Extracted records:
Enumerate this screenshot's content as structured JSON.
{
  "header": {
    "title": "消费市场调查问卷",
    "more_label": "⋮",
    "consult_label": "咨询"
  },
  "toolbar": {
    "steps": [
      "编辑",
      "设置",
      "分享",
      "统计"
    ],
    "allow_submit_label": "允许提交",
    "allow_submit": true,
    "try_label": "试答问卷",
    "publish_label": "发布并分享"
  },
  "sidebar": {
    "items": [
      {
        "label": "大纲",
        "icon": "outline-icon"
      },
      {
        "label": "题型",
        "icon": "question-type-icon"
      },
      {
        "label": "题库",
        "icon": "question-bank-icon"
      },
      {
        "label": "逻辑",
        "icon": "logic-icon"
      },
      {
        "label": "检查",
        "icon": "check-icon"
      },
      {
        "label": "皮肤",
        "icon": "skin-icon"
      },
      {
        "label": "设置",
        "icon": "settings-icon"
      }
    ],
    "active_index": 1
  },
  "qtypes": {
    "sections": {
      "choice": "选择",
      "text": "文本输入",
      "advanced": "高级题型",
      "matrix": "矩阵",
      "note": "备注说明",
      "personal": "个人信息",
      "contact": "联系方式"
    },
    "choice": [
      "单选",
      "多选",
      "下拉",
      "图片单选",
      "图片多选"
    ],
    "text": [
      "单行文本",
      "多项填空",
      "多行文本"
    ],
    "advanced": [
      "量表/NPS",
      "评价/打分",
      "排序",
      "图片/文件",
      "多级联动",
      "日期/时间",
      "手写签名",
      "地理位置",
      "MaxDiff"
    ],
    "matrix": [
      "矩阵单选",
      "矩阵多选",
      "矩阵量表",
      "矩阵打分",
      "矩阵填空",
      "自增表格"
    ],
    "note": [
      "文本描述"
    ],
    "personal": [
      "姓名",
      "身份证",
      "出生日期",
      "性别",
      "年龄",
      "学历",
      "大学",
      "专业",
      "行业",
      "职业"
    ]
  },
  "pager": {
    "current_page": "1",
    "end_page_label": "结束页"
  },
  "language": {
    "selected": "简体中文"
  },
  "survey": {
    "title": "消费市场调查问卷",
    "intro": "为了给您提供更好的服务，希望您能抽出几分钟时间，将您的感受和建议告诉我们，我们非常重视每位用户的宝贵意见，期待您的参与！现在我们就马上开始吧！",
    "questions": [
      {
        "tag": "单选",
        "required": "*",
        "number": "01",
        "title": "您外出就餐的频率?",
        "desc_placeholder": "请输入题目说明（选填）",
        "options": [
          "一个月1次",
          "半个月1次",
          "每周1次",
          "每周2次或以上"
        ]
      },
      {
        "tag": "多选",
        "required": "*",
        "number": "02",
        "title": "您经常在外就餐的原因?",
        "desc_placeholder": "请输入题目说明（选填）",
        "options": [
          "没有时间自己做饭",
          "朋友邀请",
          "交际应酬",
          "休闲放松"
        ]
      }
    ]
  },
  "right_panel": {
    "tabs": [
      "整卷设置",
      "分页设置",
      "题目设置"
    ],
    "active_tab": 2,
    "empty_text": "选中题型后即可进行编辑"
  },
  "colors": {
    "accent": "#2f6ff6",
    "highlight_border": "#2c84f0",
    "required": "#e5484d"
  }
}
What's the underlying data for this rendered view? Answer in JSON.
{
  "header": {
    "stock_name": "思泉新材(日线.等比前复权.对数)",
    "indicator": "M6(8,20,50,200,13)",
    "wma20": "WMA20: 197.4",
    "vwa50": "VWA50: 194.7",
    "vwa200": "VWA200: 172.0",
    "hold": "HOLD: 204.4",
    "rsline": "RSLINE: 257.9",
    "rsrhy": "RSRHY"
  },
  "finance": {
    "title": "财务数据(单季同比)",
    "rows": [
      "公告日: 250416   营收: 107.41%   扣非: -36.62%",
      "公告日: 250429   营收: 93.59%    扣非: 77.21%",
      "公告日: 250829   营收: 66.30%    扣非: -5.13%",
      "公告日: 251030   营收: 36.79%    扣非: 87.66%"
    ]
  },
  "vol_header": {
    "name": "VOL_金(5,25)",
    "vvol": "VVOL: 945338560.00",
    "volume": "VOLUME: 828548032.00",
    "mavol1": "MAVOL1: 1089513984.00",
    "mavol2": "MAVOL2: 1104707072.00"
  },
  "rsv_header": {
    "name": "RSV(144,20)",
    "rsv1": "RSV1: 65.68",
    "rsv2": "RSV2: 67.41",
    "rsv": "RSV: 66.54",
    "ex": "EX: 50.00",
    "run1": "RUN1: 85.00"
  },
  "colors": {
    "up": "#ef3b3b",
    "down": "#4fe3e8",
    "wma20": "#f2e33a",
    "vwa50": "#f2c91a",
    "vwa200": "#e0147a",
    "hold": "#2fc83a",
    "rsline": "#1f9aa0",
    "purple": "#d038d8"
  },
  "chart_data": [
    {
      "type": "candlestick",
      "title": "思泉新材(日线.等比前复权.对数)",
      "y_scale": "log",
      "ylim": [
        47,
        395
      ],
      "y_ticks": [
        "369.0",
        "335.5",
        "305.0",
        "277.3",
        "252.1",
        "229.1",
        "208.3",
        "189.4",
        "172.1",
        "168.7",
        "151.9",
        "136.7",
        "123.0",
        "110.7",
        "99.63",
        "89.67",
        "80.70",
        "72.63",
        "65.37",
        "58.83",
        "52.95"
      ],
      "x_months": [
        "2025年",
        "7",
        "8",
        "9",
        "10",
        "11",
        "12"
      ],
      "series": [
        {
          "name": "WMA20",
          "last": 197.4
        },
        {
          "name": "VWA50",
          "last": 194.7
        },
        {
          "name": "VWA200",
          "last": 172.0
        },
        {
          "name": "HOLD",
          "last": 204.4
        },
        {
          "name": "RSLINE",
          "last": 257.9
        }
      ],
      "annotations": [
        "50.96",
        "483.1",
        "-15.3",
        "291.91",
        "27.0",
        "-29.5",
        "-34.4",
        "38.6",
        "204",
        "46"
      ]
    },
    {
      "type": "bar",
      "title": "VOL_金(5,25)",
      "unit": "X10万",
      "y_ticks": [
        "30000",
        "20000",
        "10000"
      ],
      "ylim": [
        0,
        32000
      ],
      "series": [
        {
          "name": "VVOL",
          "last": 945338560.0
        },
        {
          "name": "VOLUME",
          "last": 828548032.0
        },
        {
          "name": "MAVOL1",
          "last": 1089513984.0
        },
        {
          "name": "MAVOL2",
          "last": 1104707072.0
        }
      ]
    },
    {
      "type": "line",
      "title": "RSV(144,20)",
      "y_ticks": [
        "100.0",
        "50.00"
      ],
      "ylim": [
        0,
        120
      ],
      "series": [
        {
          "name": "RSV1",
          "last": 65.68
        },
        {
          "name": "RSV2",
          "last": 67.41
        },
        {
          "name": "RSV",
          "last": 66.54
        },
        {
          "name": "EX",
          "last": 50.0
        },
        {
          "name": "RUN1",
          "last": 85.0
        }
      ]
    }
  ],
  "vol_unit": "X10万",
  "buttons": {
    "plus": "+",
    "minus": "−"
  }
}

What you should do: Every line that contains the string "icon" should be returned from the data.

Exercise output:
        "icon": "outline-icon"
        "icon": "question-type-icon"
        "icon": "question-bank-icon"
        "icon": "logic-icon"
        "icon": "check-icon"
        "icon": "skin-icon"
        "icon": "settings-icon"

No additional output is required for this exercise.